California Supreme Court Refines the Tort of Commercial Disparagement
On June 12, 2014, the California Supreme Court issued its decision in the closely watched case of Hartford Casualty Insurance v. Swift Distribution, Inc., S207172. I reported on the Court of Appeals decision last year on this blog in the post "California Supreme Court to Decide Scope of Implied Disparagement; Implications for Coverage in IP and False Advertising Cases" and related article "California To Draw The Lines In Disparagement Liability".

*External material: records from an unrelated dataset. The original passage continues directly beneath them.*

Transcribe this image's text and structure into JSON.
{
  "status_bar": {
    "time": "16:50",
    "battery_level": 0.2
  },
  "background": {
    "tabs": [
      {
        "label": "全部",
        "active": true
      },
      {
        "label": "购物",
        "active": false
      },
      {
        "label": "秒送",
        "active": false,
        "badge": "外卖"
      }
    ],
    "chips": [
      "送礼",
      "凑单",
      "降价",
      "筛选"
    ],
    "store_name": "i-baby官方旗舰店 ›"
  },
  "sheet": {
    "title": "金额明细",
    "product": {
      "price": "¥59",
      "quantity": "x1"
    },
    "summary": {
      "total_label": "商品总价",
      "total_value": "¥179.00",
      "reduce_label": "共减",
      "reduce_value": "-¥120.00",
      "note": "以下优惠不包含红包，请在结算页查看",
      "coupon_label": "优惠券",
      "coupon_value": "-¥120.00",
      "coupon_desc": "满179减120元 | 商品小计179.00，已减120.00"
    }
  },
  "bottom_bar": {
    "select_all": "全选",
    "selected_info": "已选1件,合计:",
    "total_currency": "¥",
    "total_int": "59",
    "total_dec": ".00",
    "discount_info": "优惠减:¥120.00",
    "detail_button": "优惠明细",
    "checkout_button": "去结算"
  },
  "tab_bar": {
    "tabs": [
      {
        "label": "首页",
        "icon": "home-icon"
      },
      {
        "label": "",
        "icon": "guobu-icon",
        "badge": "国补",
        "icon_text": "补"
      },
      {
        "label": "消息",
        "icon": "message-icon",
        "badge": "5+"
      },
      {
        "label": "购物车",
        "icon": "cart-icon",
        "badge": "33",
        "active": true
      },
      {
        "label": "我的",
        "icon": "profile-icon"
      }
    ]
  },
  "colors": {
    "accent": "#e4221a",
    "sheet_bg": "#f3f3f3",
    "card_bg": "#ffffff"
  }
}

The Court affirmed the Court of Appeals ruling that an insurer did not have a duty to defend its insured against allegations that it had infringed a competitor’s trademark and patents by producing and selling a similar looking music equipment cart with a very similar name (“Multi-Cart” vs. “Ulti-Cart”). Id. The insured argued that there was a potential for covered damages, and hence a duty to defend, because the underlying complaint alleged facts supporting a claim of implied disparagement, and its general liability policy covered damages because of the publication of material that “disparages a person’s or organization’s goods, products or services.” The Court found no potential for liability based on disparagement, either express or implied, reasoning that the insured was not alleged to have identified the competitor or its product, or to have “necessarily referred to and derogated” the claimant’s product.
Read the full blog post here.